So I searched the Net for answers, found that the author had a blog, in which he admitted to being a Who fan. Thinking I was on the verge of uncovering something interesting I asked him whether he was being used as inspiration for modern Who. As it turned out the author hadn't noticed the similarities, but found the connections I'd made entertaining. So it must just have been me!

Thinking back, readers reading too much into my stories hasn't happened to me much before. Although I remember someone contacting me about a book and being impressed by how I'd subtly implied that a brother and sister were having an incestuous relationship, which was a surprise to me as I thought they hated each other. But I did find the idea entertaining!

Wednesday, 18 February 2009


Made some progress in the last week on the Fergal O'Brien tale. Last week I just had a working title of the Miracle of Santa Maria and a nun with a gun. The nun has yet to appear but I've now got an opening chapter.

All the Fergal stories have started the same way (although the first bit I write often ends up being in the middle of the book or gets edited out) with a scene in which Fergal tries to sell his tonic.

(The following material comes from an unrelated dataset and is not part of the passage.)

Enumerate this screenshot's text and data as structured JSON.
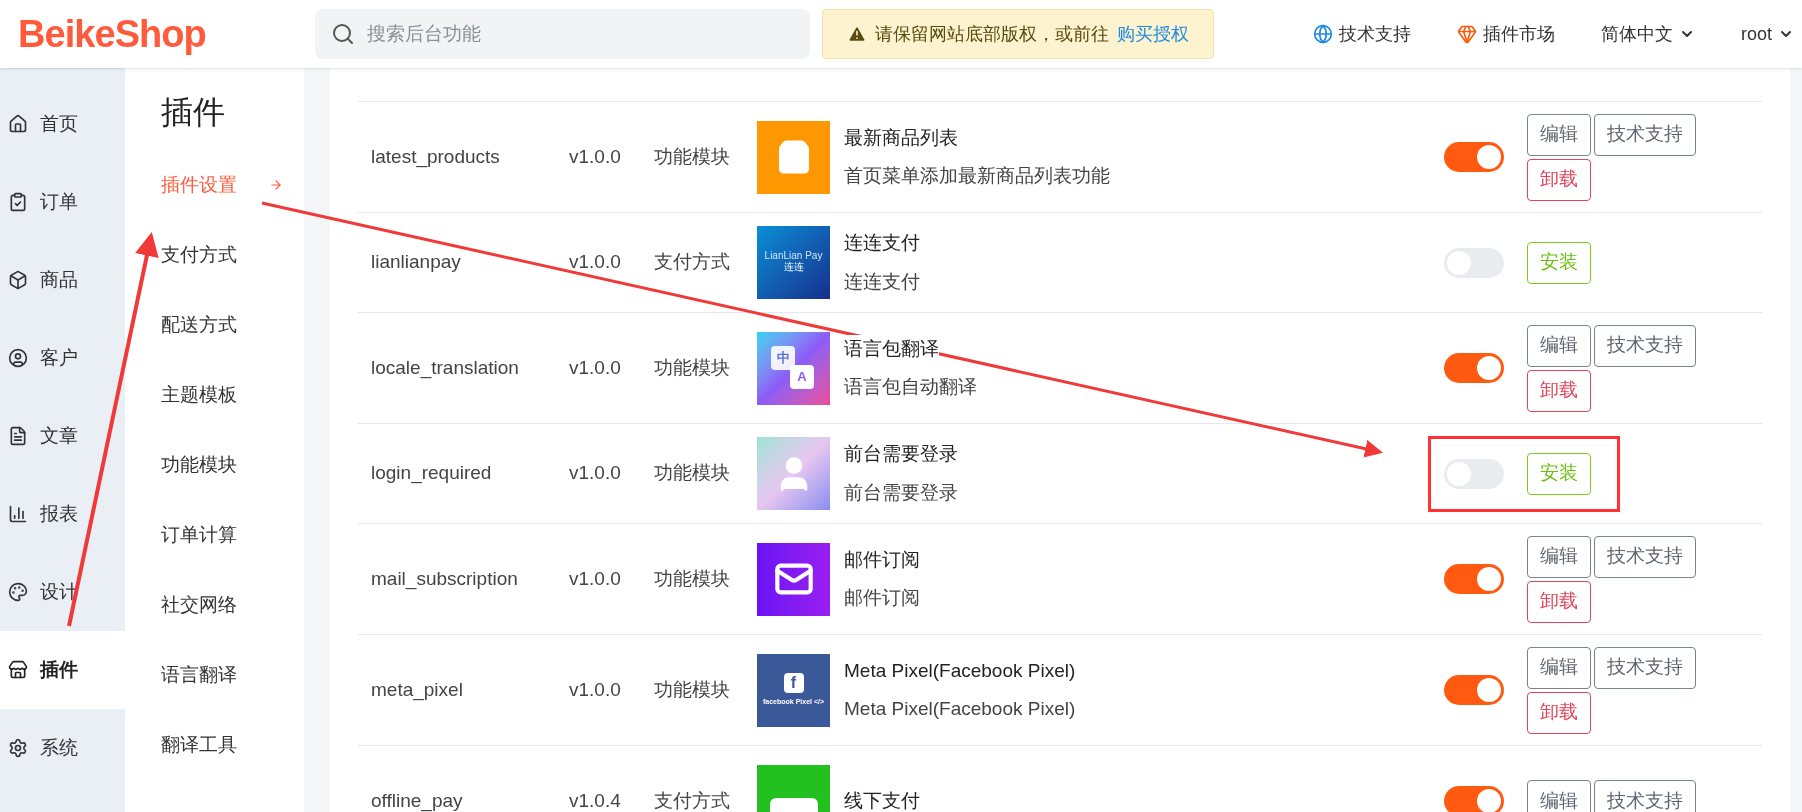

Fergal is a snake-oil seller who makes wild claims about his product, his potential customers don't believe him, and so with it looking as if he won't sell anything he recruits his sidekick Randolph. So Randolph poses as a customer and claims to be ill, he drinks Fergal's tonic, and is miraculously cured.

In previous books Randolph has had his bad leg cured, his deafness, and his amnesia, so this time Fergal 'cured' him of his blindness. Just writing this opening scene usually gets me in the mood to live with these people again and this time was no exception. Even better a heckler appeared out of nowhere and accidentally mentioned a hint of where the story might go. I now have around 2,500 words, three weak jokes, and a possible story, which is fine.

Thursday, 12 February 2009

The first step

Well, I didn't want a blog, but when I signed up here so I could write comments on other people's blogs I automatically got one. So perhaps I ought to say something. I'm not going to tell anyone this place exists so it doesn't matter what I post. Perhaps I'll start by keeping progress on my various writing projects.

After Avalon accepted The Treasure of Saint Woody, the fifth book in the Fergal O'Brien series, I've realized I need to write a sixth book, but so far no story has suggested itself. But luckily a title came to mind a couple of weeks back - The Miracle of Santa Maria. Not sure why I like that title but it's a good start. Also the phrase gun-toting nun has come to mind. So that's progress on that project so far, a title and a nun with a gun.

I've also been working on a Cassidy Yates tale. I have around 8,000 words so far. The only trouble is I'm about a quarter of the way through and Cassidy has yet to appear. I'll check in soon and report on further 'progress'